→ **Exercise objective**
The answer should be a single number, the count of lines in this material that contain "false".

→ **Record excerpts**
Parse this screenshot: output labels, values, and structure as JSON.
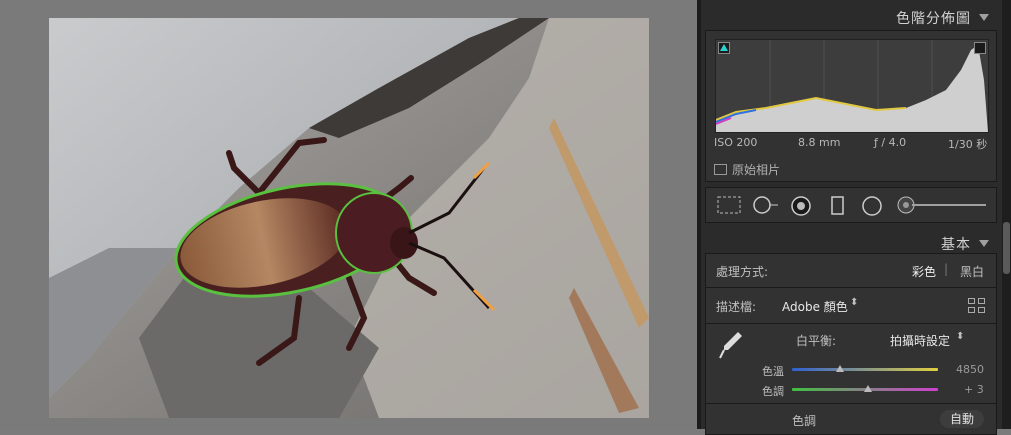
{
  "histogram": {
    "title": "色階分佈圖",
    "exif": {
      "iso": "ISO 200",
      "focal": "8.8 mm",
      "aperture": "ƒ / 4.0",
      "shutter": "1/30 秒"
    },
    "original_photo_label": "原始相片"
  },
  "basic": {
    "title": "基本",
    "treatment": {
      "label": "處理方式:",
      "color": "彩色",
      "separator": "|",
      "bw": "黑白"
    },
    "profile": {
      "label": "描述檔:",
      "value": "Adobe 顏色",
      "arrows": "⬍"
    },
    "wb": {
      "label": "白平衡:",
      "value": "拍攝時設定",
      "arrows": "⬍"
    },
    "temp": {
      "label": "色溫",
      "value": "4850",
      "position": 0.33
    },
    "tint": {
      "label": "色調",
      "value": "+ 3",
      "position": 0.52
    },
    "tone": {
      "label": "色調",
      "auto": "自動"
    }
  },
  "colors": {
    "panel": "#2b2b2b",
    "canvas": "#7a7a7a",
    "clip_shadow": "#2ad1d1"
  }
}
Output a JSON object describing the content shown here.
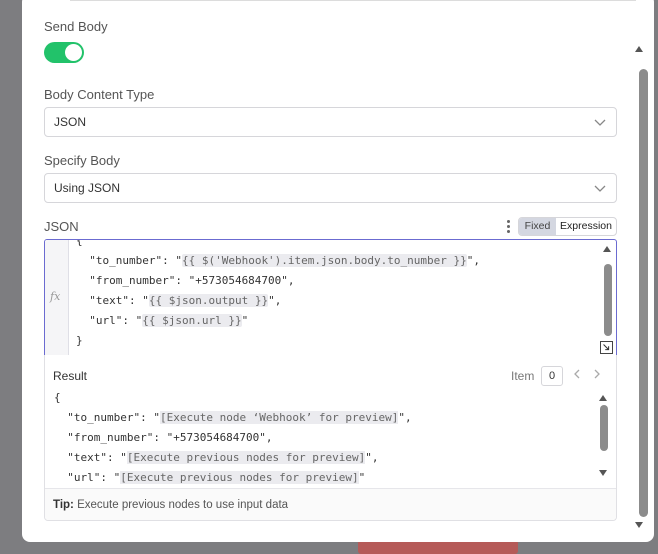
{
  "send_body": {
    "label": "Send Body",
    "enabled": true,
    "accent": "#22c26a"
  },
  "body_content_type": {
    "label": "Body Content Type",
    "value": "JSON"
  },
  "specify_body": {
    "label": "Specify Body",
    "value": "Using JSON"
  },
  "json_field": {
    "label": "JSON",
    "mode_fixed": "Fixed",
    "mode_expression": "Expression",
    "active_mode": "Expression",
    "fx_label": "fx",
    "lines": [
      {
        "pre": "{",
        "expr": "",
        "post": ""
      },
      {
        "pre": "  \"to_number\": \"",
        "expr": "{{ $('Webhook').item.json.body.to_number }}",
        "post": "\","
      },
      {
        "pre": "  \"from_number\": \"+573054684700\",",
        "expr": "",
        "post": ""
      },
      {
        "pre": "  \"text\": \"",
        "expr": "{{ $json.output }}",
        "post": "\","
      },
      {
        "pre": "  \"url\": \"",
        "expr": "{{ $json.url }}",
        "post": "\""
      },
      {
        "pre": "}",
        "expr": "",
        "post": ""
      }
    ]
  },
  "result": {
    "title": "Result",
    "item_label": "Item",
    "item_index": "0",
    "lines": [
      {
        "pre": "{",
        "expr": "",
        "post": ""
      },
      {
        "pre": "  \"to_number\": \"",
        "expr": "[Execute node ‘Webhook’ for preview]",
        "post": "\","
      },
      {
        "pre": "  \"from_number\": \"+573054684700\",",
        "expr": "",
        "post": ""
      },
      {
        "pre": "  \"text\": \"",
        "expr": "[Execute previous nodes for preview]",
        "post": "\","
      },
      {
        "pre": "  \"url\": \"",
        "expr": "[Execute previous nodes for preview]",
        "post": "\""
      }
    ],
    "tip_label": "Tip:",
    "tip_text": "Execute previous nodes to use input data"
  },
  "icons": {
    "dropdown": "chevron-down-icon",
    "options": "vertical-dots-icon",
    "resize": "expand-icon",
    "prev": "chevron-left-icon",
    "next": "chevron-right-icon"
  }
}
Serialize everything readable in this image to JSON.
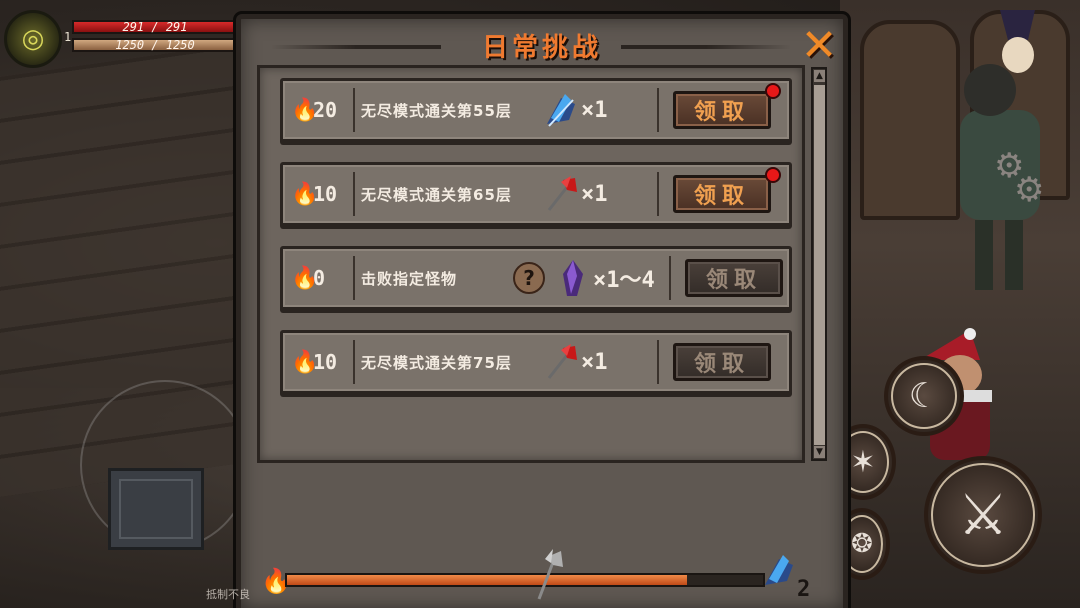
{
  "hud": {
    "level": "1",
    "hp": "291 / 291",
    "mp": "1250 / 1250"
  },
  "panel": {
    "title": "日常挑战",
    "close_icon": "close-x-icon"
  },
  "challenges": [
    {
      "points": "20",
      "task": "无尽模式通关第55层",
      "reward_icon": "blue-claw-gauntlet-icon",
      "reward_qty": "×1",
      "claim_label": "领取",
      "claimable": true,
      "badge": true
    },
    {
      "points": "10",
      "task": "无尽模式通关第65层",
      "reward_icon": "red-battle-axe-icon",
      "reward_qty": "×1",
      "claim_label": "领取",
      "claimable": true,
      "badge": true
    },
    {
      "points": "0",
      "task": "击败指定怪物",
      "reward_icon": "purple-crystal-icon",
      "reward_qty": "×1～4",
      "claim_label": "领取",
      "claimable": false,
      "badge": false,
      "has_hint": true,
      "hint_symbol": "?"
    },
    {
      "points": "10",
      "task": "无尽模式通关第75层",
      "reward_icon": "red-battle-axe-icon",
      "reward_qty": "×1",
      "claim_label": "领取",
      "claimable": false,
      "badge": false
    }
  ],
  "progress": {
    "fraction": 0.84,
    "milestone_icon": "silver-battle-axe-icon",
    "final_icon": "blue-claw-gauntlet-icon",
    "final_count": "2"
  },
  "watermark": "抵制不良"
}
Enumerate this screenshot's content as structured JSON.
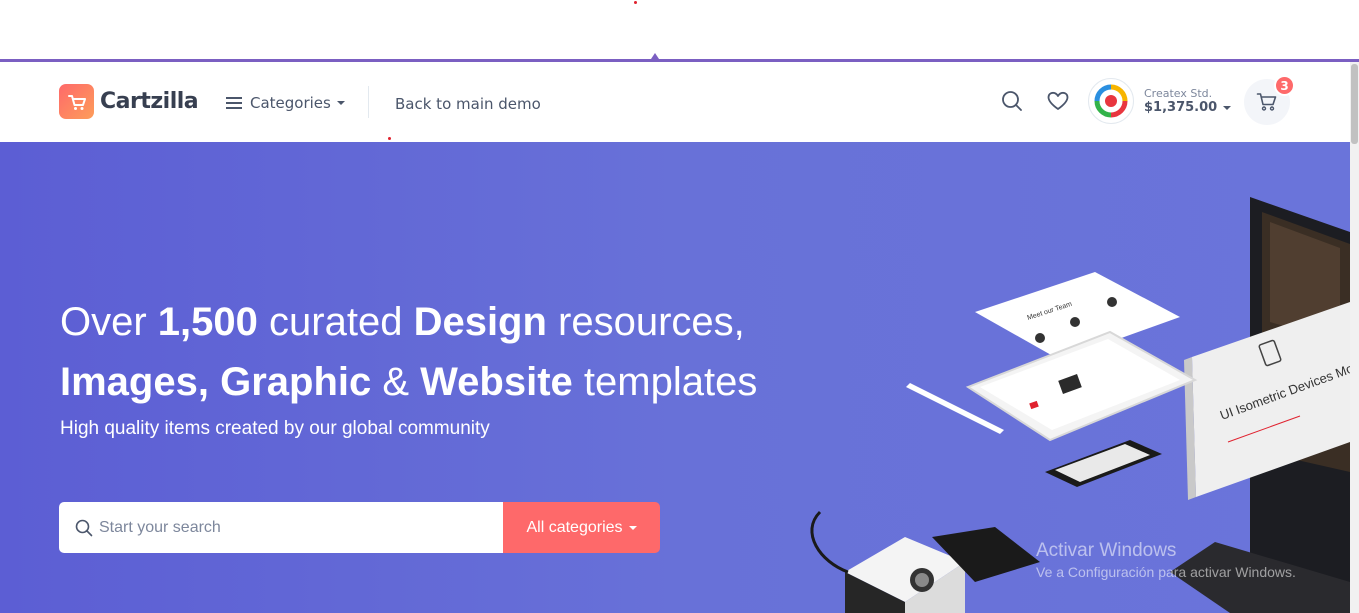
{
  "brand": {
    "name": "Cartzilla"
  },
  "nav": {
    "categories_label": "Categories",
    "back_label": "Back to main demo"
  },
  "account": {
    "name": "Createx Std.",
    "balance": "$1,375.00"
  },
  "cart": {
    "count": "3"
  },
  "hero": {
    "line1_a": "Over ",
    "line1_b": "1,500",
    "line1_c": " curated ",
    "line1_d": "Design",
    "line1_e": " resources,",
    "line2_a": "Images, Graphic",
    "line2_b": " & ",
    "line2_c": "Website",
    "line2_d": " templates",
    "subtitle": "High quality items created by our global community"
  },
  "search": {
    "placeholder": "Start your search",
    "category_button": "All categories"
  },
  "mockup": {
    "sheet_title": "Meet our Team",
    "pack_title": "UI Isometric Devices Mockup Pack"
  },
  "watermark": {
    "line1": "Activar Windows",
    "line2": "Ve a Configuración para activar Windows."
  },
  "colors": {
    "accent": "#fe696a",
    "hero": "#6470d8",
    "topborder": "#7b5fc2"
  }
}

→ **Exercise output**
4